» Stored data:
☆ ☆ ☆

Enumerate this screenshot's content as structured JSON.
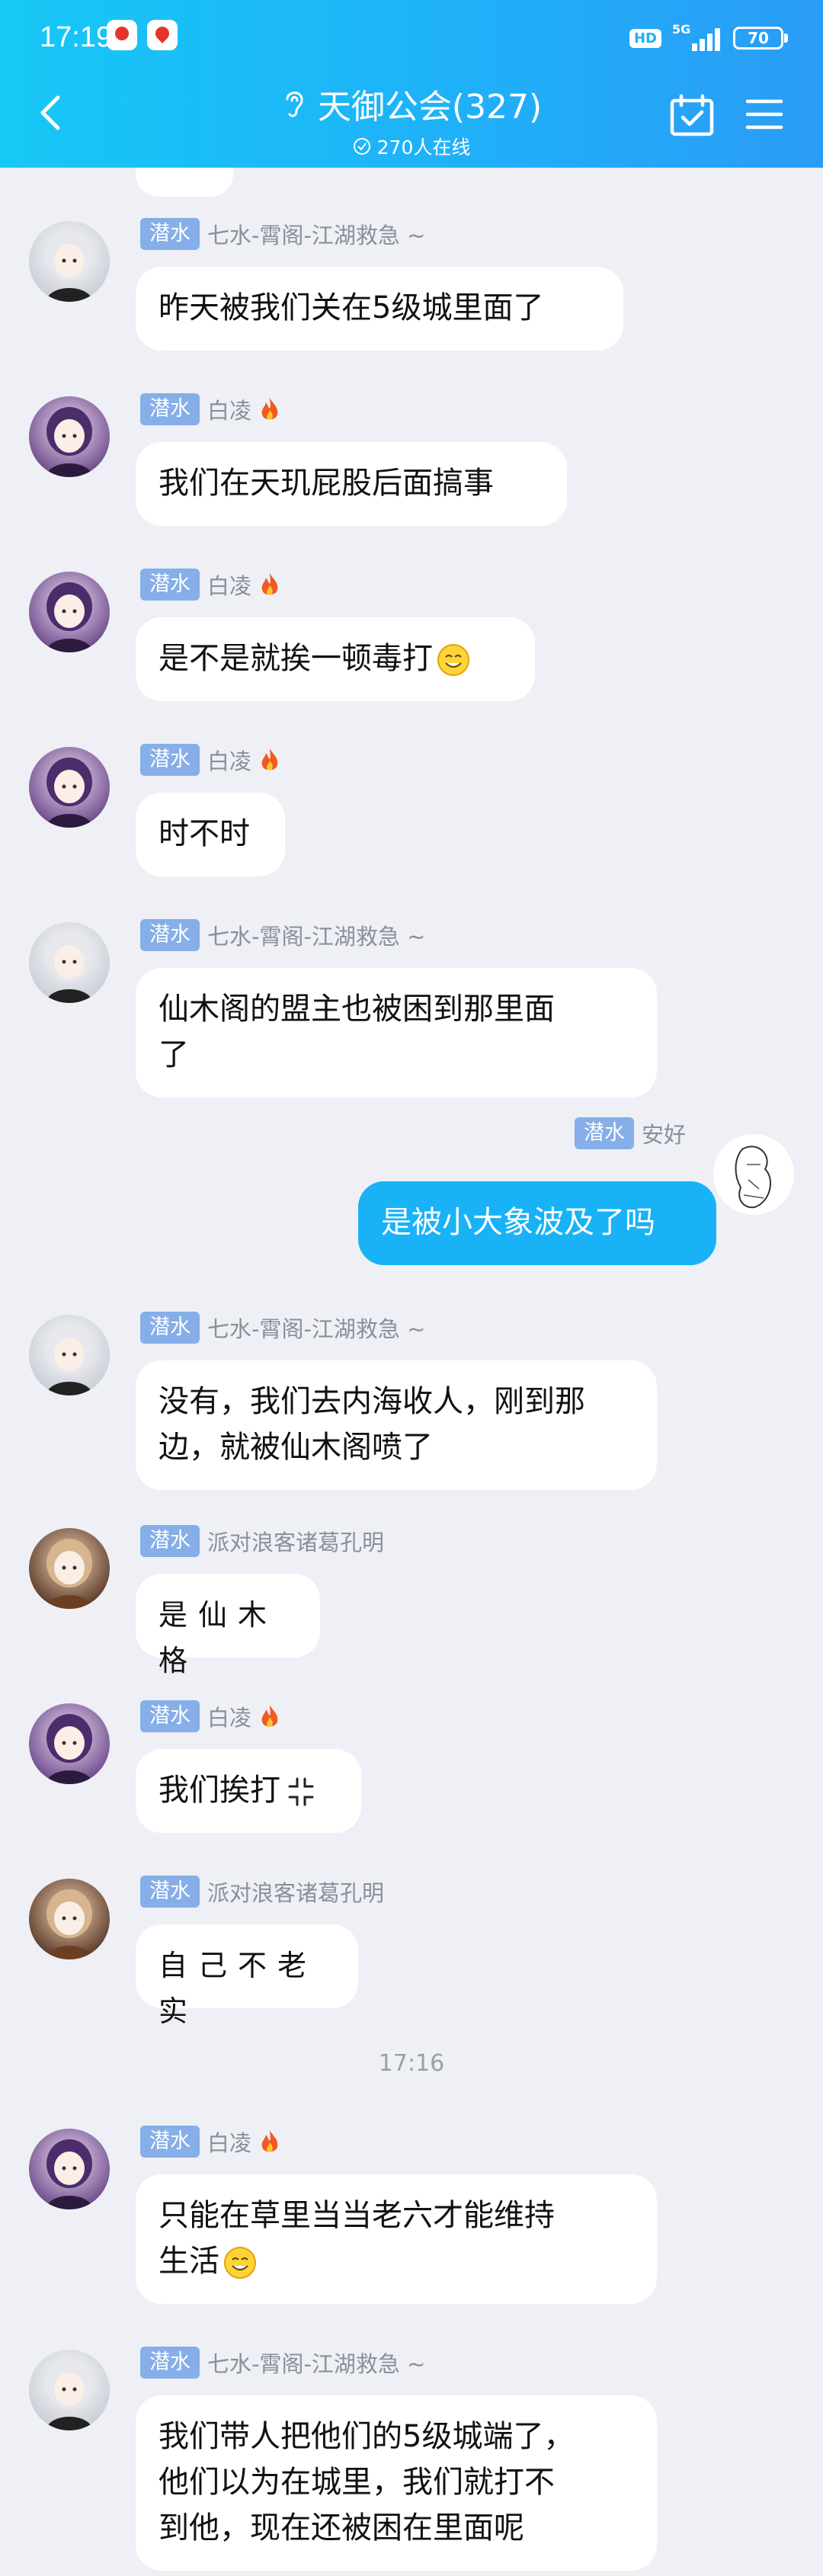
{
  "status": {
    "time": "17:19",
    "hd": "HD",
    "network": "5G",
    "battery": "70",
    "battery_level": 0.7
  },
  "header": {
    "title": "天御公会(327)",
    "online": "270人在线"
  },
  "messages": [
    {
      "tag": "潜水",
      "name": "七水-霄阁-江湖救急 ~",
      "text": "昨天被我们关在5级城里面了",
      "avatar": "silver-hair"
    },
    {
      "tag": "潜水",
      "name": "白凌",
      "fire": true,
      "text": "我们在天玑屁股后面搞事",
      "avatar": "purple-hair"
    },
    {
      "tag": "潜水",
      "name": "白凌",
      "fire": true,
      "text": "是不是就挨一顿毒打",
      "emoji": "smile",
      "avatar": "purple-hair"
    },
    {
      "tag": "潜水",
      "name": "白凌",
      "fire": true,
      "text": "时不时",
      "avatar": "purple-hair"
    },
    {
      "tag": "潜水",
      "name": "七水-霄阁-江湖救急 ~",
      "text": "仙木阁的盟主也被困到那里面\n了",
      "avatar": "silver-hair"
    },
    {
      "tag": "潜水",
      "name": "安好",
      "text": "是被小大象波及了吗",
      "mine": true,
      "avatar": "sketch"
    },
    {
      "tag": "潜水",
      "name": "七水-霄阁-江湖救急 ~",
      "text": "没有，我们去内海收人，刚到那\n边，就被仙木阁喷了",
      "avatar": "silver-hair"
    },
    {
      "tag": "潜水",
      "name": "派对浪客诸葛孔明",
      "text": "是仙木格",
      "hand": true,
      "avatar": "orange-hair"
    },
    {
      "tag": "潜水",
      "name": "白凌",
      "fire": true,
      "text": "我们挨打",
      "emoji": "anger",
      "avatar": "purple-hair"
    },
    {
      "tag": "潜水",
      "name": "派对浪客诸葛孔明",
      "text": "自己不老实",
      "hand": true,
      "avatar": "orange-hair"
    },
    {
      "tag": "潜水",
      "name": "白凌",
      "fire": true,
      "text": "只能在草里当当老六才能维持\n生活",
      "emoji": "smile",
      "avatar": "purple-hair"
    },
    {
      "tag": "潜水",
      "name": "七水-霄阁-江湖救急 ~",
      "text": "我们带人把他们的5级城端了，\n他们以为在城里，我们就打不\n到他，现在还被困在里面呢",
      "avatar": "silver-hair"
    }
  ],
  "timestamp": "17:16"
}
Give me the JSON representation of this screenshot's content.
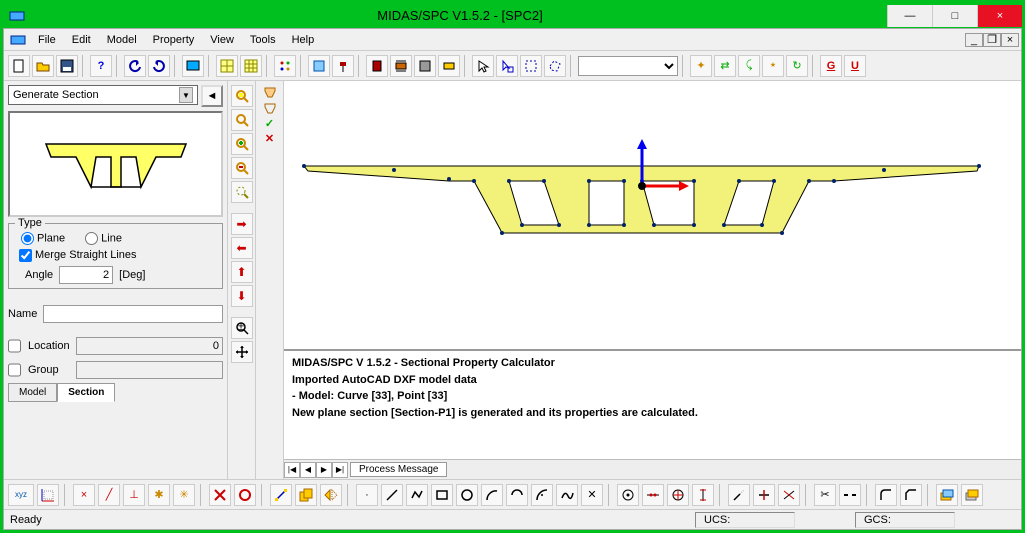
{
  "titlebar": {
    "title": "MIDAS/SPC V1.5.2 - [SPC2]"
  },
  "menu": [
    "File",
    "Edit",
    "Model",
    "Property",
    "View",
    "Tools",
    "Help"
  ],
  "windowbtns": {
    "min": "—",
    "max": "□",
    "close": "×",
    "mdimin": "_",
    "mdimax": "❐",
    "mdiclose": "×"
  },
  "left": {
    "combo": "Generate Section",
    "type_legend": "Type",
    "radio_plane": "Plane",
    "radio_line": "Line",
    "merge_label": "Merge Straight Lines",
    "angle_label": "Angle",
    "angle_value": "2",
    "angle_unit": "[Deg]",
    "name_label": "Name",
    "name_value": "",
    "location_label": "Location",
    "location_value": "0",
    "group_label": "Group",
    "group_value": "",
    "tab_model": "Model",
    "tab_section": "Section"
  },
  "console": {
    "l1": "MIDAS/SPC V 1.5.2 - Sectional Property Calculator",
    "l2": "Imported AutoCAD DXF model data",
    "l3": "- Model: Curve [33], Point [33]",
    "l4": "New plane section [Section-P1] is generated and its properties are calculated.",
    "tab": "Process Message"
  },
  "status": {
    "ready": "Ready",
    "ucs": "UCS:",
    "gcs": "GCS:"
  }
}
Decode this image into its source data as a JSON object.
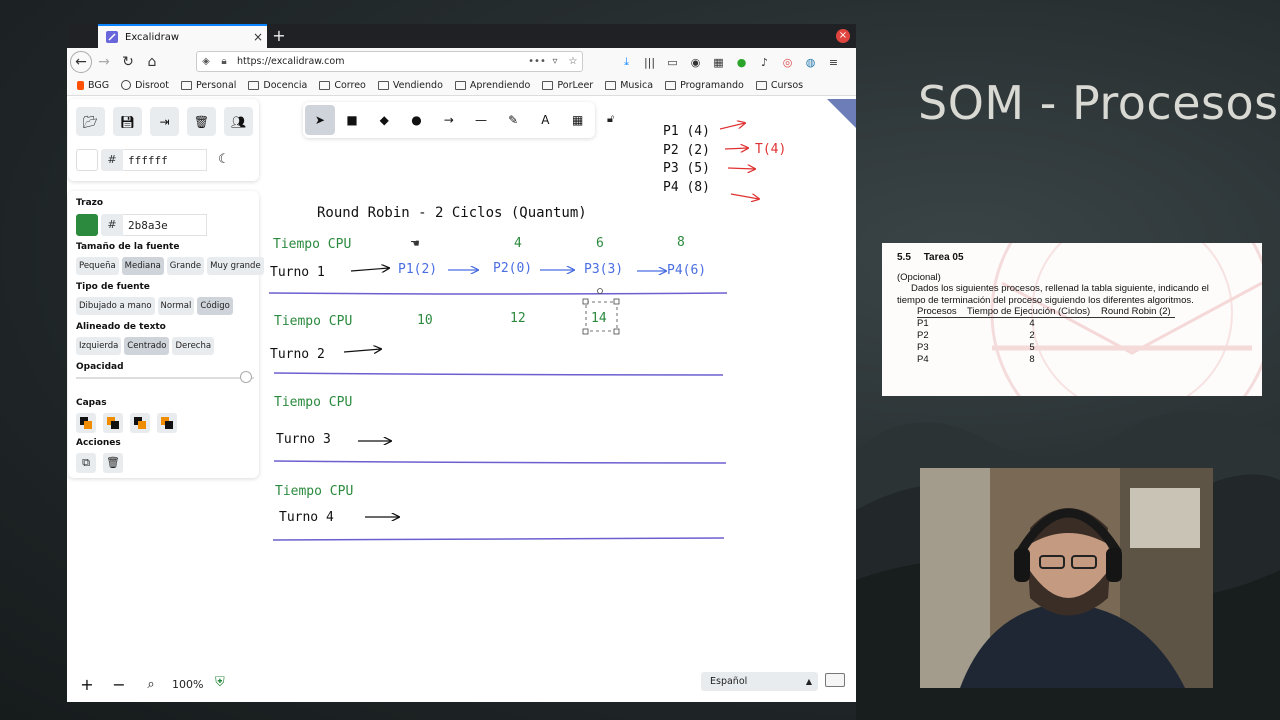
{
  "slide": {
    "title": "SOM - Procesos"
  },
  "document": {
    "section_number": "5.5",
    "section_title": "Tarea 05",
    "optional_label": "(Opcional)",
    "paragraph": "Dados los siguientes procesos, rellenad la tabla siguiente, indicando el tiempo de terminación del proceso siguiendo los diferentes algoritmos.",
    "table_headers": [
      "Procesos",
      "Tiempo de Ejecución (Ciclos)",
      "Round Robin (2)"
    ],
    "table_rows": [
      {
        "process": "P1",
        "time": "4",
        "rr": ""
      },
      {
        "process": "P2",
        "time": "2",
        "rr": ""
      },
      {
        "process": "P3",
        "time": "5",
        "rr": ""
      },
      {
        "process": "P4",
        "time": "8",
        "rr": ""
      }
    ]
  },
  "browser": {
    "tab_title": "Excalidraw",
    "new_tab_label": "+",
    "close_window_label": "×",
    "url": "https://excalidraw.com",
    "url_actions_label": "•••",
    "bookmarks": [
      "BGG",
      "Disroot",
      "Personal",
      "Docencia",
      "Correo",
      "Vendiendo",
      "Aprendiendo",
      "PorLeer",
      "Musica",
      "Programando",
      "Cursos"
    ]
  },
  "excalidraw": {
    "background_hex": "ffffff",
    "sections": {
      "stroke": "Trazo",
      "font_size": "Tamaño de la fuente",
      "font_family": "Tipo de fuente",
      "text_align": "Alineado de texto",
      "opacity": "Opacidad",
      "layers": "Capas",
      "actions": "Acciones"
    },
    "stroke_hex": "2b8a3e",
    "font_sizes": [
      "Pequeña",
      "Mediana",
      "Grande",
      "Muy grande"
    ],
    "font_size_selected": "Mediana",
    "font_families": [
      "Dibujado a mano",
      "Normal",
      "Código"
    ],
    "font_family_selected": "Código",
    "text_aligns": [
      "Izquierda",
      "Centrado",
      "Derecha"
    ],
    "text_align_selected": "Centrado",
    "opacity_value": 1.0,
    "zoom": "100%",
    "language": "Español",
    "colors": {
      "green": "#2b8a3e",
      "blue": "#4a6ee0",
      "red": "#e03131",
      "divider": "#6c5fd0"
    }
  },
  "drawing": {
    "title": "Round Robin - 2 Ciclos (Quantum)",
    "processes": [
      "P1 (4)",
      "P2 (2)",
      "P3 (5)",
      "P4 (8)"
    ],
    "p2_result": "T(4)",
    "row1": {
      "cpu_label": "Tiempo CPU",
      "turn_label": "Turno 1",
      "times": [
        "4",
        "6",
        "8"
      ],
      "steps": [
        "P1(2)",
        "P2(0)",
        "P3(3)",
        "P4(6)"
      ]
    },
    "row2": {
      "cpu_label": "Tiempo CPU",
      "turn_label": "Turno 2",
      "times": [
        "10",
        "12",
        "14"
      ]
    },
    "row3": {
      "cpu_label": "Tiempo CPU",
      "turn_label": "Turno 3"
    },
    "row4": {
      "cpu_label": "Tiempo CPU",
      "turn_label": "Turno 4"
    }
  }
}
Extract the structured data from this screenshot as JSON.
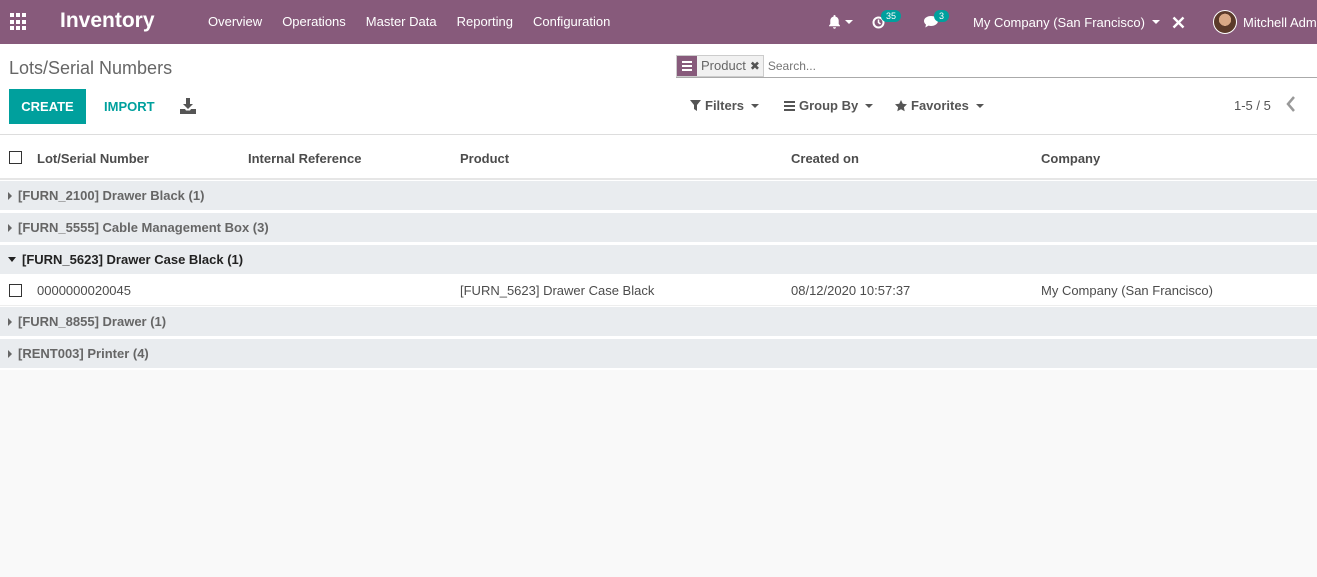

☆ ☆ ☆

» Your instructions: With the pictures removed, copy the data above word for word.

» Task result:
Enumerate this screenshot's content as structured JSON.
{
  "status": {
    "time": "17:19",
    "hd": "HD",
    "network": "5G",
    "battery": "70",
    "battery_level": 0.7
  },
  "header": {
    "title": "天御公会(327)",
    "online": "270人在线"
  },
  "messages": [
    {
      "tag": "潜水",
      "name": "七水-霄阁-江湖救急 ~",
      "text": "昨天被我们关在5级城里面了",
      "avatar": "silver-hair"
    },
    {
      "tag": "潜水",
      "name": "白凌",
      "fire": true,
      "text": "我们在天玑屁股后面搞事",
      "avatar": "purple-hair"
    },
    {
      "tag": "潜水",
      "name": "白凌",
      "fire": true,
      "text": "是不是就挨一顿毒打",
      "emoji": "smile",
      "avatar": "purple-hair"
    },
    {
      "tag": "潜水",
      "name": "白凌",
      "fire": true,
      "text": "时不时",
      "avatar": "purple-hair"
    },
    {
      "tag": "潜水",
      "name": "七水-霄阁-江湖救急 ~",
      "text": "仙木阁的盟主也被困到那里面\n了",
      "avatar": "silver-hair"
    },
    {
      "tag": "潜水",
      "name": "安好",
      "text": "是被小大象波及了吗",
      "mine": true,
      "avatar": "sketch"
    },
    {
      "tag": "潜水",
      "name": "七水-霄阁-江湖救急 ~",
      "text": "没有，我们去内海收人，刚到那\n边，就被仙木阁喷了",
      "avatar": "silver-hair"
    },
    {
      "tag": "潜水",
      "name": "派对浪客诸葛孔明",
      "text": "是仙木格",
      "hand": true,
      "avatar": "orange-hair"
    },
    {
      "tag": "潜水",
      "name": "白凌",
      "fire": true,
      "text": "我们挨打",
      "emoji": "anger",
      "avatar": "purple-hair"
    },
    {
      "tag": "潜水",
      "name": "派对浪客诸葛孔明",
      "text": "自己不老实",
      "hand": true,
      "avatar": "orange-hair"
    },
    {
      "tag": "潜水",
      "name": "白凌",
      "fire": true,
      "text": "只能在草里当当老六才能维持\n生活",
      "emoji": "smile",
      "avatar": "purple-hair"
    },
    {
      "tag": "潜水",
      "name": "七水-霄阁-江湖救急 ~",
      "text": "我们带人把他们的5级城端了，\n他们以为在城里，我们就打不\n到他，现在还被困在里面呢",
      "avatar": "silver-hair"
    }
  ],
  "timestamp": "17:16"
}
Give me the JSON representation of this screenshot's content.
{
  "titlebar": {
    "title": "MIDAS/SPC V1.5.2 - [SPC2]"
  },
  "menu": [
    "File",
    "Edit",
    "Model",
    "Property",
    "View",
    "Tools",
    "Help"
  ],
  "windowbtns": {
    "min": "—",
    "max": "□",
    "close": "×",
    "mdimin": "_",
    "mdimax": "❐",
    "mdiclose": "×"
  },
  "left": {
    "combo": "Generate Section",
    "type_legend": "Type",
    "radio_plane": "Plane",
    "radio_line": "Line",
    "merge_label": "Merge Straight Lines",
    "angle_label": "Angle",
    "angle_value": "2",
    "angle_unit": "[Deg]",
    "name_label": "Name",
    "name_value": "",
    "location_label": "Location",
    "location_value": "0",
    "group_label": "Group",
    "group_value": "",
    "tab_model": "Model",
    "tab_section": "Section"
  },
  "console": {
    "l1": "MIDAS/SPC V 1.5.2 - Sectional Property Calculator",
    "l2": "Imported AutoCAD DXF model data",
    "l3": "- Model: Curve [33], Point [33]",
    "l4": "New plane section [Section-P1] is generated and its properties are calculated.",
    "tab": "Process Message"
  },
  "status": {
    "ready": "Ready",
    "ucs": "UCS:",
    "gcs": "GCS:"
  }
}
Decode this image into its source data as a JSON object.
{
  "slide": {
    "title": "SOM - Procesos"
  },
  "document": {
    "section_number": "5.5",
    "section_title": "Tarea 05",
    "optional_label": "(Opcional)",
    "paragraph": "Dados los siguientes procesos, rellenad la tabla siguiente, indicando el tiempo de terminación del proceso siguiendo los diferentes algoritmos.",
    "table_headers": [
      "Procesos",
      "Tiempo de Ejecución (Ciclos)",
      "Round Robin (2)"
    ],
    "table_rows": [
      {
        "process": "P1",
        "time": "4",
        "rr": ""
      },
      {
        "process": "P2",
        "time": "2",
        "rr": ""
      },
      {
        "process": "P3",
        "time": "5",
        "rr": ""
      },
      {
        "process": "P4",
        "time": "8",
        "rr": ""
      }
    ]
  },
  "browser": {
    "tab_title": "Excalidraw",
    "new_tab_label": "+",
    "close_window_label": "×",
    "url": "https://excalidraw.com",
    "url_actions_label": "•••",
    "bookmarks": [
      "BGG",
      "Disroot",
      "Personal",
      "Docencia",
      "Correo",
      "Vendiendo",
      "Aprendiendo",
      "PorLeer",
      "Musica",
      "Programando",
      "Cursos"
    ]
  },
  "excalidraw": {
    "background_hex": "ffffff",
    "sections": {
      "stroke": "Trazo",
      "font_size": "Tamaño de la fuente",
      "font_family": "Tipo de fuente",
      "text_align": "Alineado de texto",
      "opacity": "Opacidad",
      "layers": "Capas",
      "actions": "Acciones"
    },
    "stroke_hex": "2b8a3e",
    "font_sizes": [
      "Pequeña",
      "Mediana",
      "Grande",
      "Muy grande"
    ],
    "font_size_selected": "Mediana",
    "font_families": [
      "Dibujado a mano",
      "Normal",
      "Código"
    ],
    "font_family_selected": "Código",
    "text_aligns": [
      "Izquierda",
      "Centrado",
      "Derecha"
    ],
    "text_align_selected": "Centrado",
    "opacity_value": 1.0,
    "zoom": "100%",
    "language": "Español",
    "colors": {
      "green": "#2b8a3e",
      "blue": "#4a6ee0",
      "red": "#e03131",
      "divider": "#6c5fd0"
    }
  },
  "drawing": {
    "title": "Round Robin - 2 Ciclos (Quantum)",
    "processes": [
      "P1 (4)",
      "P2 (2)",
      "P3 (5)",
      "P4 (8)"
    ],
    "p2_result": "T(4)",
    "row1": {
      "cpu_label": "Tiempo CPU",
      "turn_label": "Turno 1",
      "times": [
        "4",
        "6",
        "8"
      ],
      "steps": [
        "P1(2)",
        "P2(0)",
        "P3(3)",
        "P4(6)"
      ]
    },
    "row2": {
      "cpu_label": "Tiempo CPU",
      "turn_label": "Turno 2",
      "times": [
        "10",
        "12",
        "14"
      ]
    },
    "row3": {
      "cpu_label": "Tiempo CPU",
      "turn_label": "Turno 3"
    },
    "row4": {
      "cpu_label": "Tiempo CPU",
      "turn_label": "Turno 4"
    }
  }
}
Extract the structured data from this screenshot as JSON.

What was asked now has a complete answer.